● How to complete this task
Go through the entries below and pick out every line with "java".

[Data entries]
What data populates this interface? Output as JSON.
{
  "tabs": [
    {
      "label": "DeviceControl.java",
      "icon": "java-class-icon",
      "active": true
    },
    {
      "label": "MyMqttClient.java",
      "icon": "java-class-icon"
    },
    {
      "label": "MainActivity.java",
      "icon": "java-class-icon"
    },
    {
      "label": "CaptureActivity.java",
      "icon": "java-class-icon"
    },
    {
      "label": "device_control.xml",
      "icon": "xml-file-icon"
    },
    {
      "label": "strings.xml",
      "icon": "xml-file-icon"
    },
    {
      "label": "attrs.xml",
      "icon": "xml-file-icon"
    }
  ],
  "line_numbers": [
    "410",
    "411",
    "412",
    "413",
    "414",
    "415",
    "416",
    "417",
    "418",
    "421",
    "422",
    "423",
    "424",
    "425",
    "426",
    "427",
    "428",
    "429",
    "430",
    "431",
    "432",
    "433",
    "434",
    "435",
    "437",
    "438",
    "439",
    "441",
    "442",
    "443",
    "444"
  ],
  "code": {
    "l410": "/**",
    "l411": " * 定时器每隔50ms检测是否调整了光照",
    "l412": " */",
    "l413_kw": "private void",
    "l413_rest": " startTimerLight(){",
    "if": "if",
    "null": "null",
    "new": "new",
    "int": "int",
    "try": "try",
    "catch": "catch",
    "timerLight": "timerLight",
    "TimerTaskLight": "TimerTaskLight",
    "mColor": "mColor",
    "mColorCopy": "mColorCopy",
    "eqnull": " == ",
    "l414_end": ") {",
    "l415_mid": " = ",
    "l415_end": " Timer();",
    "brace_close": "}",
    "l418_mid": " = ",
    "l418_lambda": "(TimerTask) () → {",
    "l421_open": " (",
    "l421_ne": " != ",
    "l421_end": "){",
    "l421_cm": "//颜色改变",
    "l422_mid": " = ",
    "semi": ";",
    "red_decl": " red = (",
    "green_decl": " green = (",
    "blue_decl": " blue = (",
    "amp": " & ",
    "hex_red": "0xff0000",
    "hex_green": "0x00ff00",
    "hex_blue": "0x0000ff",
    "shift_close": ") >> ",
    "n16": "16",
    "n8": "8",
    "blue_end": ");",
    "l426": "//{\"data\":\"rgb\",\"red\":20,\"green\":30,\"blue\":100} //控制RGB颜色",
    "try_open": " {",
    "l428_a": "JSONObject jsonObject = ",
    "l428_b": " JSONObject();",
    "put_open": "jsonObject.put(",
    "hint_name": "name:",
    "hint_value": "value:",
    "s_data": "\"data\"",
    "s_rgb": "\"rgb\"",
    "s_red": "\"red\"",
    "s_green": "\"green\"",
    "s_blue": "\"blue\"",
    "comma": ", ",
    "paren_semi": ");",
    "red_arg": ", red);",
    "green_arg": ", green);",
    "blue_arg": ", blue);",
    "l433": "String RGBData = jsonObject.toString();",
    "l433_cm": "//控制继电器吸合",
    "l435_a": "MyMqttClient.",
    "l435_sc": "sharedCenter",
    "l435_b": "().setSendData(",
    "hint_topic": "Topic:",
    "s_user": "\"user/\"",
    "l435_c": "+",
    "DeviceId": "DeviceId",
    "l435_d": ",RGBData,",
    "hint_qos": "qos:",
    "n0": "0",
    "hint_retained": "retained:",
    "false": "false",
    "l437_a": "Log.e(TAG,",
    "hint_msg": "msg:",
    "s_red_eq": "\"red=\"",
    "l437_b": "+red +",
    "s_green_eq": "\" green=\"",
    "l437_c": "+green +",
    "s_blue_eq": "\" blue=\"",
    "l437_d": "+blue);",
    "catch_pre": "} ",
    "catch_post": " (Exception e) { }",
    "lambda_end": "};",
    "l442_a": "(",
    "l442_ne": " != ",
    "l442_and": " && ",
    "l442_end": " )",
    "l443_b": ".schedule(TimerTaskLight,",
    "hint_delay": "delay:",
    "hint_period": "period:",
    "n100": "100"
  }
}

● Solution to the problem
      "label": "DeviceControl.java",
      "icon": "java-class-icon",
      "label": "MyMqttClient.java",
      "icon": "java-class-icon"
      "label": "MainActivity.java",
      "icon": "java-class-icon"
      "label": "CaptureActivity.java",
      "icon": "java-class-icon"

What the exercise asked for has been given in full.